These anatomical differences have a major impact on movements that are vital to athletic performance. Everyone knows this. The second point is a complete logical non sequitur — of course Williams winning a women’s Grand Slam while about two months pregnant is an impressive feat, but it also has literally nothing to do with the theory at issue here, which has to do with intersex differences.

One of the coauthors of that study delivers a gotcha in Mertens’s article: “If safety was a concern… you would see, say, shorter men excluded from competing with taller men, or lighter women from competing with heavier women, across sports.” For one thing, safety is just one reason for sex-segregated sports; the other is that almost no females would make competitive teams, from puberty on, if they had to compete against males. For another, many unathletic, weak and small men and women are excluded from competitive sports: either they don’t make the team or they know not to even try out.

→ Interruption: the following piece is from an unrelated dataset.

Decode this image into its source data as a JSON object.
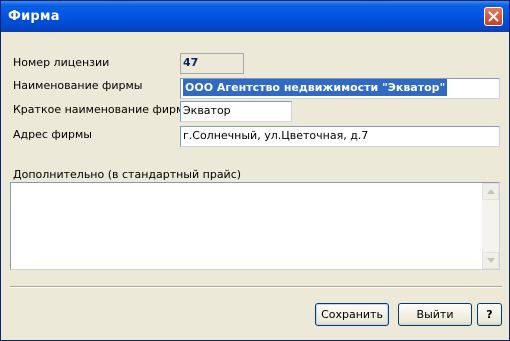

Does her piece also make some fair points? Sure: as Mertens writes, some of the restrictions on girls playing boys’ sports (where girls’ teams are unavailable) are too strict, and certain male-female performance gaps could be partly explained by differentials in funding and training opportunities. But these sorts of articles never stop at these common-sense observations. Rather, the goal is to use every form of misdirection, distortion and Gish-galloping available to obscure from readers the giant elephant in the room: at the level of postpubescent competitive sports, males are by almost every important measure bigger, stronger, faster and higher-performing than women. With the exception of a few outliers, the gap is not close.

If you don’t want to see the elephant, cherrypicking is the best blindfold: it’s telling that Mertens cites a small, tightly controlled study of Norwegian teenagers to support her arguments about soccer, but ignores the fact that the U15 Dallas FC MLS developmental squad beat the US Women’s National Team 5-2 in a scrimmage. Which do you think is more compelling evidence?

In most other contexts, progressives — and the magazines we run — claim to be against misinformation. “Trust the science” and all that. But editors at outlets like the Atlantic should also consider the corrosive effect this has on public trust in mainstream journalism. Readers aren’t dumb — at least not when it comes to issues like boys and girls and men and women. They understand they’re being treated like children, and it’s only going to make them seek other sources the next time a scientific controversy rolls around.

This article was originally published in The Spectator’s November 2022 World edition.